● REQUIRED WORK: A complete, exact copy of the records is needed here.

(Excerpts from an interface dataset)
========

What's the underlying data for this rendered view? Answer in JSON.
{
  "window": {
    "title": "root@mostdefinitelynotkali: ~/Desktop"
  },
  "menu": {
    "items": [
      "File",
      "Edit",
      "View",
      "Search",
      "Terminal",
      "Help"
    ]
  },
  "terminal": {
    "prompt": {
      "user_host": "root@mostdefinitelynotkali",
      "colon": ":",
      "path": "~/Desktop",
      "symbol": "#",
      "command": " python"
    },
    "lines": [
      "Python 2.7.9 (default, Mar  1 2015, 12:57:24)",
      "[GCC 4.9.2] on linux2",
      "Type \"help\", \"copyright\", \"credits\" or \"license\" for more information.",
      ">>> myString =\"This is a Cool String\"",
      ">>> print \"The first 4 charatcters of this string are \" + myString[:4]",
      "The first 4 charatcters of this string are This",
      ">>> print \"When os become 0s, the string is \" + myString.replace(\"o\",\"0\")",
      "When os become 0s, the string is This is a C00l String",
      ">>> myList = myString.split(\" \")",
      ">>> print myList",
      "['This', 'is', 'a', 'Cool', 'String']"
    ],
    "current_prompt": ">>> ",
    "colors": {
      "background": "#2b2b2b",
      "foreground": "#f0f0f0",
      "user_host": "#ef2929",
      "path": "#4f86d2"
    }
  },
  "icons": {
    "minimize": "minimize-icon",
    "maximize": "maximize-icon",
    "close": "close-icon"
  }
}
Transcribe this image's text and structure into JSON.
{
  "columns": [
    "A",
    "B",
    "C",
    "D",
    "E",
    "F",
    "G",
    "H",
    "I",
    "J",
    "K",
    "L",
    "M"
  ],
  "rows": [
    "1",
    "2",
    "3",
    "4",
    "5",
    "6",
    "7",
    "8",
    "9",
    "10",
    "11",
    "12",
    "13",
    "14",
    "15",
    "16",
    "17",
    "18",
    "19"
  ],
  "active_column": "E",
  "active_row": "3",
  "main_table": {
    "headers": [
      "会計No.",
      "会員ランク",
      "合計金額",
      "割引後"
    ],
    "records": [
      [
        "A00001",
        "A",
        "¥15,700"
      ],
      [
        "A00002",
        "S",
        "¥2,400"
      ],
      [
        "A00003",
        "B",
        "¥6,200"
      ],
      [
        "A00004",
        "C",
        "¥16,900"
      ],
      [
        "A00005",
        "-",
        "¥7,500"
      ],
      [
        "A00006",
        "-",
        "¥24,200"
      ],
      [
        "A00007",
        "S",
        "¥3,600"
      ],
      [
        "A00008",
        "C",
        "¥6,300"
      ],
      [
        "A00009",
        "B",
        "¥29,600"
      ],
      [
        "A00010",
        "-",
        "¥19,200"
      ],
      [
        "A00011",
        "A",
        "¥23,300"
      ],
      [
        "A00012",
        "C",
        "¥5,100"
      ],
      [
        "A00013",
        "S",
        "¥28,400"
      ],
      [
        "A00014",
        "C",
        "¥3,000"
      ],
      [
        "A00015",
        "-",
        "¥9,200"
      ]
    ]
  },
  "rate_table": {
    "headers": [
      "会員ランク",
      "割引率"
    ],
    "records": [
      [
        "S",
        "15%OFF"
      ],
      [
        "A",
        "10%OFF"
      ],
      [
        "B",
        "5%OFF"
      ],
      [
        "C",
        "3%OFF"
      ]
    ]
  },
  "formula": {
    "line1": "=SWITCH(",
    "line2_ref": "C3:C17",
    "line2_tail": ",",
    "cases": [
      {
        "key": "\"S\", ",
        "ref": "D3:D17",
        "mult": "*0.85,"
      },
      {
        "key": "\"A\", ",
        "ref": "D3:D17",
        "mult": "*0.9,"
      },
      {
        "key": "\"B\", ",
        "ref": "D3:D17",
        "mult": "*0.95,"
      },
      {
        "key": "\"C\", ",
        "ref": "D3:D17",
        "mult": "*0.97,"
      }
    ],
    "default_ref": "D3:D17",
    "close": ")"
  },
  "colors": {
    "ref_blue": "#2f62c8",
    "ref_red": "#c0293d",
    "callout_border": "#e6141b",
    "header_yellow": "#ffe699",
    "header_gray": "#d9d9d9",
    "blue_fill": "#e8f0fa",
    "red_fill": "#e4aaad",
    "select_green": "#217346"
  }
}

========

● OUTPUT FOR THIS EXERCISE:
What's the underlying data for this rendered view? Answer in JSON.
{
  "window": {
    "title": "root@mostdefinitelynotkali: ~/Desktop"
  },
  "menu": {
    "items": [
      "File",
      "Edit",
      "View",
      "Search",
      "Terminal",
      "Help"
    ]
  },
  "terminal": {
    "prompt": {
      "user_host": "root@mostdefinitelynotkali",
      "colon": ":",
      "path": "~/Desktop",
      "symbol": "#",
      "command": " python"
    },
    "lines": [
      "Python 2.7.9 (default, Mar  1 2015, 12:57:24)",
      "[GCC 4.9.2] on linux2",
      "Type \"help\", \"copyright\", \"credits\" or \"license\" for more information.",
      ">>> myString =\"This is a Cool String\"",
      ">>> print \"The first 4 charatcters of this string are \" + myString[:4]",
      "The first 4 charatcters of this string are This",
      ">>> print \"When os become 0s, the string is \" + myString.replace(\"o\",\"0\")",
      "When os become 0s, the string is This is a C00l String",
      ">>> myList = myString.split(\" \")",
      ">>> print myList",
      "['This', 'is', 'a', 'Cool', 'String']"
    ],
    "current_prompt": ">>> ",
    "colors": {
      "background": "#2b2b2b",
      "foreground": "#f0f0f0",
      "user_host": "#ef2929",
      "path": "#4f86d2"
    }
  },
  "icons": {
    "minimize": "minimize-icon",
    "maximize": "maximize-icon",
    "close": "close-icon"
  }
}
Transcribe this image's text and structure into JSON.
{
  "columns": [
    "A",
    "B",
    "C",
    "D",
    "E",
    "F",
    "G",
    "H",
    "I",
    "J",
    "K",
    "L",
    "M"
  ],
  "rows": [
    "1",
    "2",
    "3",
    "4",
    "5",
    "6",
    "7",
    "8",
    "9",
    "10",
    "11",
    "12",
    "13",
    "14",
    "15",
    "16",
    "17",
    "18",
    "19"
  ],
  "active_column": "E",
  "active_row": "3",
  "main_table": {
    "headers": [
      "会計No.",
      "会員ランク",
      "合計金額",
      "割引後"
    ],
    "records": [
      [
        "A00001",
        "A",
        "¥15,700"
      ],
      [
        "A00002",
        "S",
        "¥2,400"
      ],
      [
        "A00003",
        "B",
        "¥6,200"
      ],
      [
        "A00004",
        "C",
        "¥16,900"
      ],
      [
        "A00005",
        "-",
        "¥7,500"
      ],
      [
        "A00006",
        "-",
        "¥24,200"
      ],
      [
        "A00007",
        "S",
        "¥3,600"
      ],
      [
        "A00008",
        "C",
        "¥6,300"
      ],
      [
        "A00009",
        "B",
        "¥29,600"
      ],
      [
        "A00010",
        "-",
        "¥19,200"
      ],
      [
        "A00011",
        "A",
        "¥23,300"
      ],
      [
        "A00012",
        "C",
        "¥5,100"
      ],
      [
        "A00013",
        "S",
        "¥28,400"
      ],
      [
        "A00014",
        "C",
        "¥3,000"
      ],
      [
        "A00015",
        "-",
        "¥9,200"
      ]
    ]
  },
  "rate_table": {
    "headers": [
      "会員ランク",
      "割引率"
    ],
    "records": [
      [
        "S",
        "15%OFF"
      ],
      [
        "A",
        "10%OFF"
      ],
      [
        "B",
        "5%OFF"
      ],
      [
        "C",
        "3%OFF"
      ]
    ]
  },
  "formula": {
    "line1": "=SWITCH(",
    "line2_ref": "C3:C17",
    "line2_tail": ",",
    "cases": [
      {
        "key": "\"S\", ",
        "ref": "D3:D17",
        "mult": "*0.85,"
      },
      {
        "key": "\"A\", ",
        "ref": "D3:D17",
        "mult": "*0.9,"
      },
      {
        "key": "\"B\", ",
        "ref": "D3:D17",
        "mult": "*0.95,"
      },
      {
        "key": "\"C\", ",
        "ref": "D3:D17",
        "mult": "*0.97,"
      }
    ],
    "default_ref": "D3:D17",
    "close": ")"
  },
  "colors": {
    "ref_blue": "#2f62c8",
    "ref_red": "#c0293d",
    "callout_border": "#e6141b",
    "header_yellow": "#ffe699",
    "header_gray": "#d9d9d9",
    "blue_fill": "#e8f0fa",
    "red_fill": "#e4aaad",
    "select_green": "#217346"
  }
}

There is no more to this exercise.